WonderPug
11-29-2012, 10:49 AM
I think "metabolic weightlifting" is what is better known as "bodybuilding".

Can you burn lots of calories? Sure, do lots of set.

ironwill2008
11-29-2012, 11:31 AM
Hi guys. This topic kind of crosses a few different areas (mostly about body recomposition/calorie burning). So I wasn't sure where to put it, but I like you guys, so here we are. I've always been a proponent of lifting the minimum to maintain strength and then pull calories off until desirable weight loss is achieved. But I've been talking to one guy who's all about this "metabolic weightlifting" thing - basically lots of volume at highish rep sets (like 4x10) to burn more calories and get more EPOC. He says there's some studies that show 700 cals of EPOC is achievable, and can be combined with the burn from workout to bump TDEE up on the order of 1000 extra calories. What do you guys think. Achievable? Good idea? Better than what's normally recommended?

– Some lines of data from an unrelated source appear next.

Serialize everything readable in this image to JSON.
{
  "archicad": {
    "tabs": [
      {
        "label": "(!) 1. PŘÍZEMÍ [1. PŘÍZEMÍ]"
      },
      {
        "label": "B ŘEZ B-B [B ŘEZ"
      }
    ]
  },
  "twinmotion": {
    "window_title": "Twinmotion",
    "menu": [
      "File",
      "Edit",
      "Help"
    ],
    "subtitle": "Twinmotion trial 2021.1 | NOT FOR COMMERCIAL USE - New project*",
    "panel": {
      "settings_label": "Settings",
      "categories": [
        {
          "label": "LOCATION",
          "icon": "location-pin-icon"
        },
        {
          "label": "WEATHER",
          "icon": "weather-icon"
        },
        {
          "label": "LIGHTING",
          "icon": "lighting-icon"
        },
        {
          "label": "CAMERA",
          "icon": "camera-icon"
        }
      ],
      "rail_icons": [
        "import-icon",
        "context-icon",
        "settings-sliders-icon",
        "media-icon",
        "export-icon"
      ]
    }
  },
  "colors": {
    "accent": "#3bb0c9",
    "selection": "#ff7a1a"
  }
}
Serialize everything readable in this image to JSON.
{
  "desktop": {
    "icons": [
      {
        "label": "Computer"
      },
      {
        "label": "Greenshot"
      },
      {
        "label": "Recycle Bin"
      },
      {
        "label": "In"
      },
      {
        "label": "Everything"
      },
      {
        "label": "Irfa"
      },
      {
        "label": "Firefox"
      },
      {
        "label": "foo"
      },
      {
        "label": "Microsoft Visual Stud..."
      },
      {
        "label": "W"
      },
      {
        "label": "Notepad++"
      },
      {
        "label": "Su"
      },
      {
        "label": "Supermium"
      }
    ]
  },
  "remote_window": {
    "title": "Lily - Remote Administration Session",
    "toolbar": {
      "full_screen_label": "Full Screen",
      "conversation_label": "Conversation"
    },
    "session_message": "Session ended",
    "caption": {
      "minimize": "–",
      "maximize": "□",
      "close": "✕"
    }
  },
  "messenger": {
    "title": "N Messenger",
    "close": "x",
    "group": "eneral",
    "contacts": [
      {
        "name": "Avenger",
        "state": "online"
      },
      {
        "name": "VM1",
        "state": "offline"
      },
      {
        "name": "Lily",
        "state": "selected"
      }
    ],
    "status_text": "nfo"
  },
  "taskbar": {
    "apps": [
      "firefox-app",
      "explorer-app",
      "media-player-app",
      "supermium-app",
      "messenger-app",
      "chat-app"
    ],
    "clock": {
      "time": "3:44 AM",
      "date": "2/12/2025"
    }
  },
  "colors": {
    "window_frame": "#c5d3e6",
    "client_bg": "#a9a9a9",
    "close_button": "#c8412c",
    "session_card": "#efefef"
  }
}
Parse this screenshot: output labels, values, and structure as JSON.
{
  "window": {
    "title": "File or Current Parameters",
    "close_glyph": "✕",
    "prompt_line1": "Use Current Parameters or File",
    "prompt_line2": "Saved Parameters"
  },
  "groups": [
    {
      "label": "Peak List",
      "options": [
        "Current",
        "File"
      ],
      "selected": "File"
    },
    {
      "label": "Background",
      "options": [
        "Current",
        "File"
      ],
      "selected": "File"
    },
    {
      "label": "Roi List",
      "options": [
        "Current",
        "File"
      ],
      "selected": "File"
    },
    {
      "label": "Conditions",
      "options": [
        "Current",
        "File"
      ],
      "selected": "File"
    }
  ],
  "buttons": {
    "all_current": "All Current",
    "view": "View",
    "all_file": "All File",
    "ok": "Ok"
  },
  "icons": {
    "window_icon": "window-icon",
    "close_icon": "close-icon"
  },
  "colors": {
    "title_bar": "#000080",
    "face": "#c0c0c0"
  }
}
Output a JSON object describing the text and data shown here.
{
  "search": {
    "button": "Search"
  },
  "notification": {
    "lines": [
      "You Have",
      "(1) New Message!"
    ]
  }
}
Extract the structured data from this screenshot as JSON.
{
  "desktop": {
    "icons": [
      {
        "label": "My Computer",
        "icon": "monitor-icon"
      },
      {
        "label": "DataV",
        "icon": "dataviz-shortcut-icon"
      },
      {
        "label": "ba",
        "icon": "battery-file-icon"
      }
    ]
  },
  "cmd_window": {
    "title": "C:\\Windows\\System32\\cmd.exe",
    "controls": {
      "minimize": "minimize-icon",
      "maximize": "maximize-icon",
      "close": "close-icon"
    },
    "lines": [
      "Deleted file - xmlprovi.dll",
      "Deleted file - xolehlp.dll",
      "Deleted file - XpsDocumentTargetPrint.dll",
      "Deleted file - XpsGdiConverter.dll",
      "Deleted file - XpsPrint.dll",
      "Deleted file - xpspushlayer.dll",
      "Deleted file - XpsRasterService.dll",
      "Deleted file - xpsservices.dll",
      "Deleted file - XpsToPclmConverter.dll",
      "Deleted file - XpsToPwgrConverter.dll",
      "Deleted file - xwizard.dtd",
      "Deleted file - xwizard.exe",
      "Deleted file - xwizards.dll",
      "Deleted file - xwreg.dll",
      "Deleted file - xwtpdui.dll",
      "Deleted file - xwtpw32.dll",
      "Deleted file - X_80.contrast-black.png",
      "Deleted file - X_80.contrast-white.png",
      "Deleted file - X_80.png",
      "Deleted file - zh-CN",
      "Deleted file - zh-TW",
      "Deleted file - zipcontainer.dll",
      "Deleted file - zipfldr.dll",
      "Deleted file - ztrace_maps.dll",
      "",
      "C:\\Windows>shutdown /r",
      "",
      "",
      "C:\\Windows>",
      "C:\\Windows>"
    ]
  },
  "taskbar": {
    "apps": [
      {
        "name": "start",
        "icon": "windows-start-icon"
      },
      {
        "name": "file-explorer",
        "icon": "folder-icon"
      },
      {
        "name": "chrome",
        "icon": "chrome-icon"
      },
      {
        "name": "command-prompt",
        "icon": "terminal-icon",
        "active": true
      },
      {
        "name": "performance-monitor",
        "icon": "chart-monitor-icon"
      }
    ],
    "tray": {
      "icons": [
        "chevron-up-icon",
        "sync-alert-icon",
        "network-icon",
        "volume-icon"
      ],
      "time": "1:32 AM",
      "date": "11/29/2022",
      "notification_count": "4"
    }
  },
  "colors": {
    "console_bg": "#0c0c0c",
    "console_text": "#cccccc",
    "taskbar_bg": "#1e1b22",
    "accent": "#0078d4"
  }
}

Pipe dream?


I think using weight training as a means to "burn calories" is about the most inefficient use of gym time that I can imagine.

*Lift weights in progressive fashion to build muscle/strength.

*Use calorie/macro intake to control body composition.

*Use cardiovascular exercise to promote heart/lung health.